The Community Environmental Center, a Queens-based nonprofit, has built the EcoHouse to teach young people about how to save energy and protect the environment.
The 8th-grader from Brooklyn’s I.S. 364 sat at Community Environmental Center’s EcoHouse light display, mesmerized. He gazed at compact fluorescent lights side-by-side with LEDs, side-by-side with an incandescent bulb. Flip a switch, and a meter revealed how much electricity each bulb used. “My favorite part about the EcoHouse,” the boy later wrote, “is when they showed us the energy-saving light bulbs and the ones that use more energy, even though they aren’t any brighter.”
The nonprofit Community Environmental Center (CEC), a Queens-based nonprofit that has brought energy efficiency to the city’s residential buildings and homes for almost 20 years, believes that teaching people to save energy on their own is essential.
And so in 2012, CEC designed and built the Community Environmental Center EcoHouse. Resembling a red-brick house-on-wheels on the outside, on the inside it’s a 21st-century environmental classroom: there’s a shower you can walk into, to compare the rates at which a low-flow showerhead and the old-fashioned kind provide water; there’s an energy-efficient heating system and a display comparing three kinds of insulation (including shredded denim) – and much more.
“Energy-saving” is pretty important in these days of climate change,” says Richard Cherry, CEC’s president. “Especially in a city like New York, with nearly 1 million buildings. After all, buildings and homes use at least 1/3 of the energy consumed in the United States.”

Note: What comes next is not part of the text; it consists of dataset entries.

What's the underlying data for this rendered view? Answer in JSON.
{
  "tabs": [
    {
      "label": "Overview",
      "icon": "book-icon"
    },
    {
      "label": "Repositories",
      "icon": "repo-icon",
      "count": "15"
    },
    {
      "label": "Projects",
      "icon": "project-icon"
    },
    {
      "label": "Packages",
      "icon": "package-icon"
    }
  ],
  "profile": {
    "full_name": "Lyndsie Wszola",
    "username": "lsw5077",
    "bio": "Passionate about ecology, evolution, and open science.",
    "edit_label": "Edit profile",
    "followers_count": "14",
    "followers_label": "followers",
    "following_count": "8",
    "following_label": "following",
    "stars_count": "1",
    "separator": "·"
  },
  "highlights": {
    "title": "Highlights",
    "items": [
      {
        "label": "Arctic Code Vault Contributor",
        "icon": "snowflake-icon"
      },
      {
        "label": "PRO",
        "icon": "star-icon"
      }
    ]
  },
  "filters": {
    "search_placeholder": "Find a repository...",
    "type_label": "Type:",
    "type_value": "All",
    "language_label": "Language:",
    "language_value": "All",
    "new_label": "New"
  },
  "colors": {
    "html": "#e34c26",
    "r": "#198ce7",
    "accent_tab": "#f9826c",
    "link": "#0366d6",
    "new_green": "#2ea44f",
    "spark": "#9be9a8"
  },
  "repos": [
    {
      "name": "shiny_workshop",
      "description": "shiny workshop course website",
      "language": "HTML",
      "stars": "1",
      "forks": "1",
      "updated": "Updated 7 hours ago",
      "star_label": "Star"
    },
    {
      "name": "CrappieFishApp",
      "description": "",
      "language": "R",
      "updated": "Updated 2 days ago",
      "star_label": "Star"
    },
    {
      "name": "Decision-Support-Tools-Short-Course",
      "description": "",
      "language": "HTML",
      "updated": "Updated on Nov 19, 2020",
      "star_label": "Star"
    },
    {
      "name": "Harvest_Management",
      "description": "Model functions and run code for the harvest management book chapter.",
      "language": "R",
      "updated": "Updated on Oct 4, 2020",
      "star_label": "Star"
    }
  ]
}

“What’s really terrific,” says Cherry, “is the eagerness that young people bring to theEcoHouse. They are fascinated by the light exhibit, by the insulation display, the water-conservation display. And they are the ones who, when they grow up, will really have to deal with the effects of climate change.”
Of the more than 3,000 visitors that have come to the EcoHouse since it began traveling around New York City in October 2012, the majority have been students from the city’s public schools, especially schools with dedicated environmental education programs.
In January and February 2013, the EcoHouse was co-hosted by I.S. 204 Oliver W. Holmes in Queens, which includes The Magnet School for Living Green in a Global Society. The I.S. 204 Magnet theme involves energy conservation, reducing consumption and practicing sustainability.
Says Yvonne Leimsider, I.S. 204’s Principal, “The ideas behind ‘Reduce, Reuse, Recycle’ should be used everywhere in our homes. They should guide our choice of light bulbs; heating and cooling systems; the materials we use to insulate the walls; the cleaning products we buy. So the EcoHouse is a terrific tool for bringing these ideas to life for our students.”
Indeed, the principles that guide I.S. 204’s Magnet curriculum also guide the EcoHouse. Basically, as students learn more about conserving energy, they will practice saving energy in their daily lives and know the value of developing alternative resources such as sun and wind and biofuels.
Habits are set early, and it’s never too soon for students to learn how their actions, for good or ill, can affect the health of our planet.